Is it teething time for your little one?
Photo credit: Acacia Kersey

 

It's a heart-stopping moment when you're told your pregnancy isn't going as you had planned. 

 

Blogger Acacia Kersey and partner, Jairus Joseph know all too well the complications pregnancy can bring. 

 

Luckily their daughter, Rosemary arrived safely and is now a month old, healthy and doing well.

 

However, Acacia was forced to explain that there was nothing wrong with the newborn because so many people were passing remarks on her appearance.

 

 

The 21-year-old wrote: "Shocking how many people comment on Rosemary’s appearance. Nothing is wrong with her she just doesn’t have any fat on her so her face shows a lot of bone which people aren’t used to seeing... clearly. Once she has fat on her she’ll look “normal” but she’s 100 percent fine and healthy."

 

If that wasn't bad enough, she had to tweet again to ask people to stop trying to diagnosis her daughter. 

 

"Hello everyone! As much as I appreciate your concerns and your support, I would really love if you could stop diagnosing Rosemary."

 

"Her team of specialists and doctors and genetic counselors are the only people I feel comfortable with doing so. She has had so many tests done and an MRI and blood draws," she added.

 

 

The mum-of-two went onto explain that the medical professionals have everything they need. 

 

"They have all the information about her that they could possibly obtain. As for now,  she has not been diagnosed with any syndromes, I will let you know if anything changes," she tweeted.

 

Acacia was induced at 37 weeks because Rosemary didn't have a corpus callosum in her brain, and before the baby girl arrived into the world, doctors were already going to test the baby to see if it would have an impact on her health.

 

 

According to Barnes Jewish Hospital, the corpus callosum is a band of nerve fibers that connects the two sides, or hemispheres, of the brain. 

 

In a small number of babies, the corpus callosum is either partially or completely missing. This birth defect is called agenesis of the corpus callosum (ACC).

 

ACC is one of the most common congenital brain abnormalities and it affects approximately 2 to 7 out of every 1,000 newborns, states the publication.

 

While some children with ACC can have other brain abnormalities, many babies with ACC develop normally. 

 

 

Rosemary has a big sister, one-year-old Brinley. 

 

We can only imagine how stressful family life must be, between appointments and juggling two under two - so additional pressure from social media is just not needed.

 

We are wishing the family the very best of luck and the girls are just adorable.

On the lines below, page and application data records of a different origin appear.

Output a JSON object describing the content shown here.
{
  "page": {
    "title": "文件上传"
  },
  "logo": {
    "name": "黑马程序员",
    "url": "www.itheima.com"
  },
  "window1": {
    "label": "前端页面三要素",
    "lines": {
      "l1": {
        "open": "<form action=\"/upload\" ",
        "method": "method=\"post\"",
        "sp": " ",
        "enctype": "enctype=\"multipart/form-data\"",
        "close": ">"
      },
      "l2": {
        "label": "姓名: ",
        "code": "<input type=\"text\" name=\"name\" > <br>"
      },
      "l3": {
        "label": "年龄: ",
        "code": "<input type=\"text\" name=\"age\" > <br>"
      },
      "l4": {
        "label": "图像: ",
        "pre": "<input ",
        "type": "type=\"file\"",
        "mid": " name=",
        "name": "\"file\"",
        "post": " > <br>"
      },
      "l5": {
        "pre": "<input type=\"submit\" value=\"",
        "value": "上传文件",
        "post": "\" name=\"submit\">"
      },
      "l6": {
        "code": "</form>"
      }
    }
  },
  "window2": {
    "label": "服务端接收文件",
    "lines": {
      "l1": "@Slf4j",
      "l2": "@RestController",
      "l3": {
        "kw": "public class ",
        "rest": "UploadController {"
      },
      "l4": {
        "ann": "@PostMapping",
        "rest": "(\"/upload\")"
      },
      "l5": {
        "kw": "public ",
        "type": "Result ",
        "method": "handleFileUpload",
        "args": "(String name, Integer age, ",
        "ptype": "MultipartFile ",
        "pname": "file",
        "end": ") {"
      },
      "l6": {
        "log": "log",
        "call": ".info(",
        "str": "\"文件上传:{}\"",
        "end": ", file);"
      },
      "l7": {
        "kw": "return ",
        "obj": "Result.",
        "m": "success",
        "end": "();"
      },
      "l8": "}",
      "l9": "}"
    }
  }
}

43 Shares

Latest

Trending

Hello Mama!
Help us help you by allowing us and our partners to remember your device as having browsed MummyPages and serve you better content and ads

We're on a mission to help our mums and their families thrive by informing, connecting and entertaining.

Join us in our mission by consenting to the use of cookies and IP address recognition by us and our partners to serve you content (including ads) best suited to your interests, both here and around the web.

We promise never to share any other information that may be deemed personal unless you explicitly tell us it's ok.

If you want more info, see our privacy policy.